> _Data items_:

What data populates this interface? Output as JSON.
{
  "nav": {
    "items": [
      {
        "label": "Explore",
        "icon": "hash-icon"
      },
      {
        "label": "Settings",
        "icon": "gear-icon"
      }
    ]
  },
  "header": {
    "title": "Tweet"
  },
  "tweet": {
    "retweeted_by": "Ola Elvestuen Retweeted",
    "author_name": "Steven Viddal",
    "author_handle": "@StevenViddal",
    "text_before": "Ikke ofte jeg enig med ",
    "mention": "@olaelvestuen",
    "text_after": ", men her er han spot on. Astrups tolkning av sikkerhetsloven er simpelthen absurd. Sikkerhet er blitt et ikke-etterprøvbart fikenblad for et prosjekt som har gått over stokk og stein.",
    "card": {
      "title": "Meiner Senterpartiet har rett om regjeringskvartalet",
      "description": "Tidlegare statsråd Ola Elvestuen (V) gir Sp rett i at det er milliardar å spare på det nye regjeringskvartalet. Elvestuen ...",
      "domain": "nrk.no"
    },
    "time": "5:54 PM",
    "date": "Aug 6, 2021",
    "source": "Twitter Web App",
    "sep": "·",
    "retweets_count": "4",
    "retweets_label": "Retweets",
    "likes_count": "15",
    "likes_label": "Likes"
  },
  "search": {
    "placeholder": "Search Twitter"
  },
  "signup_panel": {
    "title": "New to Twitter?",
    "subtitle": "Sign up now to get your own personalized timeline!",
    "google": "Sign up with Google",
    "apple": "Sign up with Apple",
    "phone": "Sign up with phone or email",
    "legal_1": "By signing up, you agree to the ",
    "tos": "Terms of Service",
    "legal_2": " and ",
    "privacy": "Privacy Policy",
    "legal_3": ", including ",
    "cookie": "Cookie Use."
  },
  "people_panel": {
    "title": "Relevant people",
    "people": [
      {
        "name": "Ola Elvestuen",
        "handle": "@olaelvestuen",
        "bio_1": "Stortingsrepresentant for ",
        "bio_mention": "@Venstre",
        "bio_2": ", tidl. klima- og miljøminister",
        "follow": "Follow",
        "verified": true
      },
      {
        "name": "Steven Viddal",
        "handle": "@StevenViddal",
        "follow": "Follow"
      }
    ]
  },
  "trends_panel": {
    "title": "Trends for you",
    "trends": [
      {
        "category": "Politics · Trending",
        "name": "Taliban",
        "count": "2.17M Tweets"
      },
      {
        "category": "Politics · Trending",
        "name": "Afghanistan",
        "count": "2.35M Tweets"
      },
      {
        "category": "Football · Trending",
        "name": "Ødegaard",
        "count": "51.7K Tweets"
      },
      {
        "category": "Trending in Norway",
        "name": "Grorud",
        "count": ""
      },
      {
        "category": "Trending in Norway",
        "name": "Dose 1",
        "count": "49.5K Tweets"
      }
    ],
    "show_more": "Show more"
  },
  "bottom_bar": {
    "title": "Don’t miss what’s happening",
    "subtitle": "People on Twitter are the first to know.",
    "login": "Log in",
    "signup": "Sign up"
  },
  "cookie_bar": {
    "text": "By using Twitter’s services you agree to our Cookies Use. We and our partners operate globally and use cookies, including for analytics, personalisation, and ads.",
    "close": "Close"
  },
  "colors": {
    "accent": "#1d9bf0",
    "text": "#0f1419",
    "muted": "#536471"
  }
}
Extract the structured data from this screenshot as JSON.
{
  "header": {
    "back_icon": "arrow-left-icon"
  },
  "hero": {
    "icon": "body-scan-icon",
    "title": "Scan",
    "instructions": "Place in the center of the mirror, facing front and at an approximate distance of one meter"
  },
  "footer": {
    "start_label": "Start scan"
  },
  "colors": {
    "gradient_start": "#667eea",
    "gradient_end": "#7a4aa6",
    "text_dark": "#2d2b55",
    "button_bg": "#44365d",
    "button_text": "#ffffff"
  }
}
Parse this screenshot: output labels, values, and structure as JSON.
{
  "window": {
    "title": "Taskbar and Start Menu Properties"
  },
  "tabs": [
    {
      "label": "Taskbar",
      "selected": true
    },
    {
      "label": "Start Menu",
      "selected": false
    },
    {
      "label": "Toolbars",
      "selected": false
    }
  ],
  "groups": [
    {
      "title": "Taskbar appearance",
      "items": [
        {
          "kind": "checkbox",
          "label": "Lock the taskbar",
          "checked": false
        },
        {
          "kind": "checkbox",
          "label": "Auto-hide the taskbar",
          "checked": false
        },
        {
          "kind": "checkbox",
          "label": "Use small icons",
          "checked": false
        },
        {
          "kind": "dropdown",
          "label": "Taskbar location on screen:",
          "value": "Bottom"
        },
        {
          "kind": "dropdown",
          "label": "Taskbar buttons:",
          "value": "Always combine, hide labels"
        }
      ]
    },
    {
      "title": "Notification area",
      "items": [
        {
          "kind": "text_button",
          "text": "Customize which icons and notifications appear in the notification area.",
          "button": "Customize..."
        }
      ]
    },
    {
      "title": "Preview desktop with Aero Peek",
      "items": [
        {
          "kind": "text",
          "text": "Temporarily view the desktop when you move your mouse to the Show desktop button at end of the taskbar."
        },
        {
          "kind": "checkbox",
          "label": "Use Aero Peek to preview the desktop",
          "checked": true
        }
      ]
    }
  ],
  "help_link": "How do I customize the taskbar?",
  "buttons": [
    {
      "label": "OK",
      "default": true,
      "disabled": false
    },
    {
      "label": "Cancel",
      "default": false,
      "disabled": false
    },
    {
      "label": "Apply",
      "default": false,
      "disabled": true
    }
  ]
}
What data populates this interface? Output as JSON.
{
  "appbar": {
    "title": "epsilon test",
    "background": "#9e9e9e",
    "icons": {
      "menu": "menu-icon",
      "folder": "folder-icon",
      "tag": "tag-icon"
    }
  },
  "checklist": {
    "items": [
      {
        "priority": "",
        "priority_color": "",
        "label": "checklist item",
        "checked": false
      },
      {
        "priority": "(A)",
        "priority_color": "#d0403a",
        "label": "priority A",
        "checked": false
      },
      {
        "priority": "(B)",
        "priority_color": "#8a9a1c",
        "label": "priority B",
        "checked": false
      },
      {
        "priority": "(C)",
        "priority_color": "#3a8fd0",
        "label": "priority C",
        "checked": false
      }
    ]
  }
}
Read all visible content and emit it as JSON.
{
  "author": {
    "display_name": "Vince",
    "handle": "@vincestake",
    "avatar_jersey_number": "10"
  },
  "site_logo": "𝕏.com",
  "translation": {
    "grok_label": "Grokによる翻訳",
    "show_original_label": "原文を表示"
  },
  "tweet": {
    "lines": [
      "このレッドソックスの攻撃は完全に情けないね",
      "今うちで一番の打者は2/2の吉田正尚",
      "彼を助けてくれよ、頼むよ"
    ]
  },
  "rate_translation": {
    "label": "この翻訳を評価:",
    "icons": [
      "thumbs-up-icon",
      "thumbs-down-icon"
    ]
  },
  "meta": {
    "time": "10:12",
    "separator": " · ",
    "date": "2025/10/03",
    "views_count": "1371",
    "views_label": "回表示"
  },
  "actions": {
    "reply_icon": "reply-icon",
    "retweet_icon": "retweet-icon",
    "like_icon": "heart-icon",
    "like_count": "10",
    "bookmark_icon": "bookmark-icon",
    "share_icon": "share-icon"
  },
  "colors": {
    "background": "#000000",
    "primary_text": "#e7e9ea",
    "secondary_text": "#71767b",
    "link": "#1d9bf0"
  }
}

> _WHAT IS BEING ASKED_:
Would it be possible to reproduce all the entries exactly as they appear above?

> _RESPONSE AREA_:
What data populates this interface? Output as JSON.
{
  "nav": {
    "items": [
      {
        "label": "Explore",
        "icon": "hash-icon"
      },
      {
        "label": "Settings",
        "icon": "gear-icon"
      }
    ]
  },
  "header": {
    "title": "Tweet"
  },
  "tweet": {
    "retweeted_by": "Ola Elvestuen Retweeted",
    "author_name": "Steven Viddal",
    "author_handle": "@StevenViddal",
    "text_before": "Ikke ofte jeg enig med ",
    "mention": "@olaelvestuen",
    "text_after": ", men her er han spot on. Astrups tolkning av sikkerhetsloven er simpelthen absurd. Sikkerhet er blitt et ikke-etterprøvbart fikenblad for et prosjekt som har gått over stokk og stein.",
    "card": {
      "title": "Meiner Senterpartiet har rett om regjeringskvartalet",
      "description": "Tidlegare statsråd Ola Elvestuen (V) gir Sp rett i at det er milliardar å spare på det nye regjeringskvartalet. Elvestuen ...",
      "domain": "nrk.no"
    },
    "time": "5:54 PM",
    "date": "Aug 6, 2021",
    "source": "Twitter Web App",
    "sep": "·",
    "retweets_count": "4",
    "retweets_label": "Retweets",
    "likes_count": "15",
    "likes_label": "Likes"
  },
  "search": {
    "placeholder": "Search Twitter"
  },
  "signup_panel": {
    "title": "New to Twitter?",
    "subtitle": "Sign up now to get your own personalized timeline!",
    "google": "Sign up with Google",
    "apple": "Sign up with Apple",
    "phone": "Sign up with phone or email",
    "legal_1": "By signing up, you agree to the ",
    "tos": "Terms of Service",
    "legal_2": " and ",
    "privacy": "Privacy Policy",
    "legal_3": ", including ",
    "cookie": "Cookie Use."
  },
  "people_panel": {
    "title": "Relevant people",
    "people": [
      {
        "name": "Ola Elvestuen",
        "handle": "@olaelvestuen",
        "bio_1": "Stortingsrepresentant for ",
        "bio_mention": "@Venstre",
        "bio_2": ", tidl. klima- og miljøminister",
        "follow": "Follow",
        "verified": true
      },
      {
        "name": "Steven Viddal",
        "handle": "@StevenViddal",
        "follow": "Follow"
      }
    ]
  },
  "trends_panel": {
    "title": "Trends for you",
    "trends": [
      {
        "category": "Politics · Trending",
        "name": "Taliban",
        "count": "2.17M Tweets"
      },
      {
        "category": "Politics · Trending",
        "name": "Afghanistan",
        "count": "2.35M Tweets"
      },
      {
        "category": "Football · Trending",
        "name": "Ødegaard",
        "count": "51.7K Tweets"
      },
      {
        "category": "Trending in Norway",
        "name": "Grorud",
        "count": ""
      },
      {
        "category": "Trending in Norway",
        "name": "Dose 1",
        "count": "49.5K Tweets"
      }
    ],
    "show_more": "Show more"
  },
  "bottom_bar": {
    "title": "Don’t miss what’s happening",
    "subtitle": "People on Twitter are the first to know.",
    "login": "Log in",
    "signup": "Sign up"
  },
  "cookie_bar": {
    "text": "By using Twitter’s services you agree to our Cookies Use. We and our partners operate globally and use cookies, including for analytics, personalisation, and ads.",
    "close": "Close"
  },
  "colors": {
    "accent": "#1d9bf0",
    "text": "#0f1419",
    "muted": "#536471"
  }
}
Extract the structured data from this screenshot as JSON.
{
  "header": {
    "back_icon": "arrow-left-icon"
  },
  "hero": {
    "icon": "body-scan-icon",
    "title": "Scan",
    "instructions": "Place in the center of the mirror, facing front and at an approximate distance of one meter"
  },
  "footer": {
    "start_label": "Start scan"
  },
  "colors": {
    "gradient_start": "#667eea",
    "gradient_end": "#7a4aa6",
    "text_dark": "#2d2b55",
    "button_bg": "#44365d",
    "button_text": "#ffffff"
  }
}
Parse this screenshot: output labels, values, and structure as JSON.
{
  "window": {
    "title": "Taskbar and Start Menu Properties"
  },
  "tabs": [
    {
      "label": "Taskbar",
      "selected": true
    },
    {
      "label": "Start Menu",
      "selected": false
    },
    {
      "label": "Toolbars",
      "selected": false
    }
  ],
  "groups": [
    {
      "title": "Taskbar appearance",
      "items": [
        {
          "kind": "checkbox",
          "label": "Lock the taskbar",
          "checked": false
        },
        {
          "kind": "checkbox",
          "label": "Auto-hide the taskbar",
          "checked": false
        },
        {
          "kind": "checkbox",
          "label": "Use small icons",
          "checked": false
        },
        {
          "kind": "dropdown",
          "label": "Taskbar location on screen:",
          "value": "Bottom"
        },
        {
          "kind": "dropdown",
          "label": "Taskbar buttons:",
          "value": "Always combine, hide labels"
        }
      ]
    },
    {
      "title": "Notification area",
      "items": [
        {
          "kind": "text_button",
          "text": "Customize which icons and notifications appear in the notification area.",
          "button": "Customize..."
        }
      ]
    },
    {
      "title": "Preview desktop with Aero Peek",
      "items": [
        {
          "kind": "text",
          "text": "Temporarily view the desktop when you move your mouse to the Show desktop button at end of the taskbar."
        },
        {
          "kind": "checkbox",
          "label": "Use Aero Peek to preview the desktop",
          "checked": true
        }
      ]
    }
  ],
  "help_link": "How do I customize the taskbar?",
  "buttons": [
    {
      "label": "OK",
      "default": true,
      "disabled": false
    },
    {
      "label": "Cancel",
      "default": false,
      "disabled": false
    },
    {
      "label": "Apply",
      "default": false,
      "disabled": true
    }
  ]
}
What data populates this interface? Output as JSON.
{
  "appbar": {
    "title": "epsilon test",
    "background": "#9e9e9e",
    "icons": {
      "menu": "menu-icon",
      "folder": "folder-icon",
      "tag": "tag-icon"
    }
  },
  "checklist": {
    "items": [
      {
        "priority": "",
        "priority_color": "",
        "label": "checklist item",
        "checked": false
      },
      {
        "priority": "(A)",
        "priority_color": "#d0403a",
        "label": "priority A",
        "checked": false
      },
      {
        "priority": "(B)",
        "priority_color": "#8a9a1c",
        "label": "priority B",
        "checked": false
      },
      {
        "priority": "(C)",
        "priority_color": "#3a8fd0",
        "label": "priority C",
        "checked": false
      }
    ]
  }
}
Read all visible content and emit it as JSON.
{
  "author": {
    "display_name": "Vince",
    "handle": "@vincestake",
    "avatar_jersey_number": "10"
  },
  "site_logo": "𝕏.com",
  "translation": {
    "grok_label": "Grokによる翻訳",
    "show_original_label": "原文を表示"
  },
  "tweet": {
    "lines": [
      "このレッドソックスの攻撃は完全に情けないね",
      "今うちで一番の打者は2/2の吉田正尚",
      "彼を助けてくれよ、頼むよ"
    ]
  },
  "rate_translation": {
    "label": "この翻訳を評価:",
    "icons": [
      "thumbs-up-icon",
      "thumbs-down-icon"
    ]
  },
  "meta": {
    "time": "10:12",
    "separator": " · ",
    "date": "2025/10/03",
    "views_count": "1371",
    "views_label": "回表示"
  },
  "actions": {
    "reply_icon": "reply-icon",
    "retweet_icon": "retweet-icon",
    "like_icon": "heart-icon",
    "like_count": "10",
    "bookmark_icon": "bookmark-icon",
    "share_icon": "share-icon"
  },
  "colors": {
    "background": "#000000",
    "primary_text": "#e7e9ea",
    "secondary_text": "#71767b",
    "link": "#1d9bf0"
  }
}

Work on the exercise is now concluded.